That time I made peace with myself at last—in front of a plate of pasta

For some of us, accepting who we are and where we came from is the struggle of a lifetime. Eddie tells us how learning to make homemade pasta can unexpectedly become a rite of passage—and acceptance.

Abruzzo is a strong land. Rugged. Towering. It’s the kind of place you see in those car commercials that talk about force, endurance, strength—with its desolate valleys between jagged peaks, no trees, only meadows for sheep and horses to graze. These places inspired many a medieval tale and mystical legend—but for me, for so many years, they only inspired the great desire to escape. I wanted nothing to do with Abruzzo. I had an agreement with it; let’s call it a common understanding: I would stay until I was 18, setting up my plans for a better future—one far away, out in the big city. Abruzzo was only my launch pad—or rather the Earth itself, pulling me back, keeping me from launching off to a better life that I could almost see up there, calling me with its shining lights. I focused so much on my escape plans, and I didn’t really understand what I was trying to escape from.

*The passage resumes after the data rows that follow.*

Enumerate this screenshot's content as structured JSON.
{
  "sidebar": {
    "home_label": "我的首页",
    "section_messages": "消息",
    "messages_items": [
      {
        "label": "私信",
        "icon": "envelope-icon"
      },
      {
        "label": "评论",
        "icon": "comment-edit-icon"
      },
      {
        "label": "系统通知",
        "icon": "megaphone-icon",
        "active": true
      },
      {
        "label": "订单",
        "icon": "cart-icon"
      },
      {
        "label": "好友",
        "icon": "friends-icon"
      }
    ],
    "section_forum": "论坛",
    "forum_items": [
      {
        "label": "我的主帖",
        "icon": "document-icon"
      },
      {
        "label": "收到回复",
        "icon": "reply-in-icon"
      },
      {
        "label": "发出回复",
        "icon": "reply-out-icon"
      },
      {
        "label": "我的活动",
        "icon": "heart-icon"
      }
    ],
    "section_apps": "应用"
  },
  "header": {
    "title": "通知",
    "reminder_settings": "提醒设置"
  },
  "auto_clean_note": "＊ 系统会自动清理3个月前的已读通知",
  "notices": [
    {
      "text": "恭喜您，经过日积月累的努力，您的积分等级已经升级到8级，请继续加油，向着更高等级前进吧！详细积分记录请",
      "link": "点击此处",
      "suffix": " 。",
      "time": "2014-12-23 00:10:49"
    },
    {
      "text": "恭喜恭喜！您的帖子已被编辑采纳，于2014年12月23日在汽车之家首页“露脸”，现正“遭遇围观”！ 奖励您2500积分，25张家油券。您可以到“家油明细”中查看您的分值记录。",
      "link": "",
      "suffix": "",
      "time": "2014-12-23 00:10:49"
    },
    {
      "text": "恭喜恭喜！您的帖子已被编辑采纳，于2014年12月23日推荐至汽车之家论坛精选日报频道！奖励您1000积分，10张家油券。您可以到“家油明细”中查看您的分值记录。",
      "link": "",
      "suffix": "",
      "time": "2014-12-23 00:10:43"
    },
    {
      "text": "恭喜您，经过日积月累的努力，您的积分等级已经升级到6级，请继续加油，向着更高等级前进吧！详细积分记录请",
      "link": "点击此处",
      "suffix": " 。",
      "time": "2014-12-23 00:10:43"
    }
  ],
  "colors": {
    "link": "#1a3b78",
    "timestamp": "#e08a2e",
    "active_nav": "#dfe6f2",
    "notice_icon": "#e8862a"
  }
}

Then, when I finally made it past 18, with my blooming university career ahead of me in a far-off land, not even the homemade gravy of my mamma or my nonna were enough to make me even think of going back. The times when I returned home for the obligatory festive occasions were rightly dubbed ‘doctor’s visits’ by everyone I knew: quick, just passing through, as there was always something better to do somewhere else. It would take a long time—indeed, it took more than 20 years, voyages around the world, times of love, times of loss, and a masterclass on homemade pasta taught by a housewife, none other than my own mother, to make me understand that I could finally bury the hatchet—bury it deep, and make peace with my roots.

In my wanderings far from home, I learned to make sushi and paella, I learned to prepare a delicious ratatouille, I became versed in the Ecuadorean cuisine of the Andes, and I even tried my hand at cooking Vietnamese tidbits—but I always just took for granted my grandmother’s pizze fritte, my aunt’s ravioli, and the homemade pasta of my mamma—to name only three of the infinite delights that had nourished me during my teenage years and helped me grow into a man. At no time did the thought cross my mind that I should learn to make the dough myself, knead it, and put it through the machine, to be able to enjoy a plate of my very own homemade fettucine. Learning to make sushi—of course, a must for any true ‘metropolitan soul’; but homemade pasta—what the hell are you talking about? The distance I tried to put between myself and my origins dulled any impulse I’d had to learn. That, and some kind of faith, blind, not even conscious, that mamma would always be there to make it—the best food I’ve ever eaten in my life.

But the years passed, and the youthful certainty of my own immortality didn’t seem so certain anymore. And so it happened that, a few months ago, during one of my blink-and-you’ll-miss-it trips home, I stopped for a moment to watch my mamma make the homemade fettucine. And I broke the silence—a silence that for me had something solemn, even spiritual, and for her probably just came with the automatic movements repeated so many times they no longer needed any further thought or expression—and asked my mother to show me how to make the pasta. I vaguely offered that maybe—don’t know when, but at some point—I’d like to try to make it myself, at my own house. And my mamma, not seeming to give much importance to my unexpected outburst (as mothers know what inner struggle it takes sometimes to follow our impulse to ask something—and they know not to stifle the spark within us by making us uncomfortable), started to show me—from the beginning.

I made a careful record of the process, making pictures, taking notes—but the whole time while I was playing reporter, I couldn’t help noticing the strength of my mother’s fingers as they dug into the lump of pasta, to mold it, break it apart, and mold it again, giving it perfect firmness in the end. That simple and repetitive movement, the fingers like the roots of a tree digging forcefully into the earth, seemed to almost put me in a trance—and I was again close to my land, Abruzzo, the stubborn and the proud, strong as the roots of a tree, gentle and soft as the lump of pasta that lets itself be molded and broken apart.

What about the fettuccine, you ask? We ate them on that very same day, with a sauce of tomatoes and mushrooms, picked with great care from the fields around my childhood home.

That was six months ago. No, I haven’t tried to make homemade pasta—not yet. I don’t have all the utensils I need. More importantly, I don’t have all the courage I need. The courage to try and maybe fail—and betray the trust of my mother, who gave me her very own recipe for the pasta, a secret to keep and pass on to my own children. To fail, and be unable to prove (to my dinner guests, to myself!) that I am a true man from Abruzzo—one who knows how to make his own homemade pasta, and who is comfortable, and proud, to sink his roots deep into the soil that nurtured him and raised him up.